Therefore encourage one another and build one another up,

just as you are doing… respect those who are over you in the Lord and admonish you…

esteem them very highly in love because of their work.

1 Thessalonians 5:11-13



In the Comment Section below, share a brief story about someone who spoke into your life and the impact it had on you as a leader.


Most of us can finish that sentence – “If you build it, he will come.” It’s from the 1989 Field of Dreams movie where an Iowa farmer built a baseball diamond for bygone players. Despite its fanciful Hollywood plot, the phrase contains a profound truth. If you put intentional effort into something, you usually reap results. At our ministry we’re intentionally building relationships, and everyone is being edified.


That is, when we remember to do it! Last week I walked into my office to find two close associates sitting at my table. They were all smiles because they could tell I had no idea why they were there. A few chuckles and ribbings later, we rescheduled our “relational community” meeting that I was in charge of that day!

Afterwards, I talked with one of the associates about just how busy this season is. She responded, “But think about it. Even though it has been extra busy, every season is really full.” And I said, “Yep, and if we didn’t make it a priority to deepen our relationships with each other, it simply wouldn’t happen – because there’s always something ‘more pressing.’”

4 Reasons to Build Relationships at Your Ministry

  1. We’re children not commodities. At our core, we are children of God and not solely commodities to accomplish His work. Being children makes us brothers and sisters in the family of God – with lives outside of work, and families, and other interests. Everyone appreciates being valued for who they are and not just what they do.
  1. We’re gifted differently. Another biblical metaphor is that we’re the body of Christ and we need each other. Each staffer has a unique experience with God and specific gifting(s). As you get to know each other more deeply, these will become evident and will contribute to the effectiveness of your ministry.
  1. We’ve got opinions. In addition to our various giftings, we have a wide variety of backgrounds and divergent skill sets for decision-making.
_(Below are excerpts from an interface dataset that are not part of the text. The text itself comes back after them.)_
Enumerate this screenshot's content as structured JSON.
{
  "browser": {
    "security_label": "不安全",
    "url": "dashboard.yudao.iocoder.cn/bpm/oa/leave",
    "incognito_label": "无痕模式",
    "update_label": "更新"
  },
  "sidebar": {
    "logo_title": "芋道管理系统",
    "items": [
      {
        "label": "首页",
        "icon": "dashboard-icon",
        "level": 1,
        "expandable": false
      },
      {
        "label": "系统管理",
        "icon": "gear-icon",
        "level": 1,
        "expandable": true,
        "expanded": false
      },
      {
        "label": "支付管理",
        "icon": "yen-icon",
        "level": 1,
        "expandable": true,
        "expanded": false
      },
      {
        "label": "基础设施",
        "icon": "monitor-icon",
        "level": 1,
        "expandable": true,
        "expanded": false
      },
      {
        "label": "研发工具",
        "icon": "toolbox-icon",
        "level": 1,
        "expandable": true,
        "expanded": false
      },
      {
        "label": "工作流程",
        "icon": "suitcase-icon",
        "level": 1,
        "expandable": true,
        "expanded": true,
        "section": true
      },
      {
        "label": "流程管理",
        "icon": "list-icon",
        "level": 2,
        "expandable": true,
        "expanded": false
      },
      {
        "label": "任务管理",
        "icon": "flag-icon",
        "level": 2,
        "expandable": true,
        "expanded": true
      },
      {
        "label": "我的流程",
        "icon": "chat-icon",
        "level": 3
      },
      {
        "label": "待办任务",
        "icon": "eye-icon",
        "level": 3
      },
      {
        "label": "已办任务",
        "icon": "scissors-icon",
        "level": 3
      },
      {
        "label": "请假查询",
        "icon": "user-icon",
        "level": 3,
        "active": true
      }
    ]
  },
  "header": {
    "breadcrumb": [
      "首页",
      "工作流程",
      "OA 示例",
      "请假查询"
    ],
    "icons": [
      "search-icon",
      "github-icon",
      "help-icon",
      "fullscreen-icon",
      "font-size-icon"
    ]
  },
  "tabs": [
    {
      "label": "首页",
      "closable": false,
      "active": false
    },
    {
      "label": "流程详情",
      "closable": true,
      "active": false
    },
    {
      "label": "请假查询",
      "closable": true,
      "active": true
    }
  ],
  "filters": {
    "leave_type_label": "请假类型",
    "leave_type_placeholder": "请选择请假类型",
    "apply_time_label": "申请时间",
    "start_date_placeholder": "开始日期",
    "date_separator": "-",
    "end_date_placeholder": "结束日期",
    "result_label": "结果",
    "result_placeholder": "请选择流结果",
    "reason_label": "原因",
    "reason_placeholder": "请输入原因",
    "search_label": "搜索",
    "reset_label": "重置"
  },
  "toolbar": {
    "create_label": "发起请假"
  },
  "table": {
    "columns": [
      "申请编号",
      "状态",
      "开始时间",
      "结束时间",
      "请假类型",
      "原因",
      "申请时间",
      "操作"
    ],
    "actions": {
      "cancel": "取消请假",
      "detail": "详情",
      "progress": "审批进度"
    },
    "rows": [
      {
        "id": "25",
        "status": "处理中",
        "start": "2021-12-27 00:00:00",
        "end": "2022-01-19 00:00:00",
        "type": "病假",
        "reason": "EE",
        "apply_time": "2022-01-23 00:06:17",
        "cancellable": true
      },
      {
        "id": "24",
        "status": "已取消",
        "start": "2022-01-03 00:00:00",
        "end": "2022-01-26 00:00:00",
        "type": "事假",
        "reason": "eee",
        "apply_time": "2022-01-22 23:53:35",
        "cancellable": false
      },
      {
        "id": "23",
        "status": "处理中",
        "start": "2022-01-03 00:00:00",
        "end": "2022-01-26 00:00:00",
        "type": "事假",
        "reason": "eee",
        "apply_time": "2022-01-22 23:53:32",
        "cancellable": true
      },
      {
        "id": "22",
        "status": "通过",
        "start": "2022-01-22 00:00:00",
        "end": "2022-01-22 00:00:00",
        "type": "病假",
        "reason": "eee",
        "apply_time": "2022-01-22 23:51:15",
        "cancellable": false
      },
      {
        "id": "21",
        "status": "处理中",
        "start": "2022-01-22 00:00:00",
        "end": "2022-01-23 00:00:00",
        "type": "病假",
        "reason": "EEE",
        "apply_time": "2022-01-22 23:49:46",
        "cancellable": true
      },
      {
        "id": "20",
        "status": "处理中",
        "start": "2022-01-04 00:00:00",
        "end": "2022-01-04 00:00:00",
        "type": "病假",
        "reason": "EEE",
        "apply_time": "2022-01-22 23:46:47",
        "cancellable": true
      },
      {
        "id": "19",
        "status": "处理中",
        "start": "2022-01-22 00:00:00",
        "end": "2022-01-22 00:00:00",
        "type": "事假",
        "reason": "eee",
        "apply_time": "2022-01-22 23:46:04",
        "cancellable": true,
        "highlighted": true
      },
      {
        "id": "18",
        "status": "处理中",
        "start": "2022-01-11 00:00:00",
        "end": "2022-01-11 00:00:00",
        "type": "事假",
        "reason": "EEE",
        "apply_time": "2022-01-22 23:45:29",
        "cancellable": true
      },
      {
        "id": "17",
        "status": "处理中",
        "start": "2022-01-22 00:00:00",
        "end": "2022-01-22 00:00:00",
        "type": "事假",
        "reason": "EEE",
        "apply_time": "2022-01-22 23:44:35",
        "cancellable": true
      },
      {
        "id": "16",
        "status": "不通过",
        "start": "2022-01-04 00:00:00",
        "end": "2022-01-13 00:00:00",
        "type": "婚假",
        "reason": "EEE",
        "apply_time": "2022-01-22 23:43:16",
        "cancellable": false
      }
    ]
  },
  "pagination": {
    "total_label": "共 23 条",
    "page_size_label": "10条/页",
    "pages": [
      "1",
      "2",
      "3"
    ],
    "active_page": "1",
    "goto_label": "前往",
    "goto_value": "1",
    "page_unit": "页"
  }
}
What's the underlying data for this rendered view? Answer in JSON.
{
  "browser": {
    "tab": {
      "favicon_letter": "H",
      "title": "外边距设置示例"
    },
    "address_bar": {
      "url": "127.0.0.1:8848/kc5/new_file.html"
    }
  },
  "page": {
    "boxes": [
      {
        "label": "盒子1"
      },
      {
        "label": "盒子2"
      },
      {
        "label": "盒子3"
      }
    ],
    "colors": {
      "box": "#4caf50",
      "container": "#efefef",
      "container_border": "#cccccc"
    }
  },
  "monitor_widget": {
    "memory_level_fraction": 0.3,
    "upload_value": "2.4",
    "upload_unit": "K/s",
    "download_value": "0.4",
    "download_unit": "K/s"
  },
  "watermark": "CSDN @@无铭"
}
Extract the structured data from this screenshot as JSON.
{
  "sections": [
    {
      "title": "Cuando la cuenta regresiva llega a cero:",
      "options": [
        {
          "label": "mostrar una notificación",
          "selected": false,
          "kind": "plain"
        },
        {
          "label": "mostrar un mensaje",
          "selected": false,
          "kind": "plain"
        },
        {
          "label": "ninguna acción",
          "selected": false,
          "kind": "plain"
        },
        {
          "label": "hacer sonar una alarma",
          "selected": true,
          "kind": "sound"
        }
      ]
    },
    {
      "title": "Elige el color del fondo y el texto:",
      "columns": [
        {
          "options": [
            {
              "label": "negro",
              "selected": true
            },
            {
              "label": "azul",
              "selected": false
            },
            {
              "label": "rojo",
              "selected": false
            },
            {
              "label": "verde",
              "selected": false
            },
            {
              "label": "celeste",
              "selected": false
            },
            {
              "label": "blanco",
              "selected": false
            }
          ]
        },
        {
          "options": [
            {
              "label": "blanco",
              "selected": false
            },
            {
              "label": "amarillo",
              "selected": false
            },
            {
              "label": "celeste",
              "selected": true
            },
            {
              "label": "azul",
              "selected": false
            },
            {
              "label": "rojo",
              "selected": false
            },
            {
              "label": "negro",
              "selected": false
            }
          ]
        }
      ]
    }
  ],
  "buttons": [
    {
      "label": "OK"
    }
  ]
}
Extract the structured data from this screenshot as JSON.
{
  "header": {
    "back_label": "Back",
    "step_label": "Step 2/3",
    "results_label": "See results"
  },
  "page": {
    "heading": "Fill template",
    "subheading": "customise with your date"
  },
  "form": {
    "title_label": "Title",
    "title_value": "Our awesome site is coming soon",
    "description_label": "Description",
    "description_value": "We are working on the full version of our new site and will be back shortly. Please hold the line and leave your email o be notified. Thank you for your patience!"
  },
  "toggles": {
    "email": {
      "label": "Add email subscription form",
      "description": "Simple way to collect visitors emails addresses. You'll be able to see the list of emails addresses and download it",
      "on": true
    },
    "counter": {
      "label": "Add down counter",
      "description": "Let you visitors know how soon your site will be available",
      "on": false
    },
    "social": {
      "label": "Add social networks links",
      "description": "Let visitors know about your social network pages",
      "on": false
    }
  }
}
While it may take longer and be messier to give voice to others on your team, the outcome will always be stronger.
  1. We’re human. As human beings we have histories, joys, and burdens. There’s a very human heart behind everything we do and say. When we share our hearts and pray for each other, we feel cared for, we understand each other more deeply, and we’re able to engage wholeheartedly with the people and work of the ministry.

As God’s image-bearers, we’re designed for relationship – similar to the relationships within the Trinity. Just like there’s love, honor, and a knowing of one another within the Trinity, God wants us to value each other as human beings and as brothers and sisters in Christ. If you build relationships within your ministry, people will come and thrive.


What’s one way you build relationships within your ministry? Feel free to share your thoughts in the Comment Section below.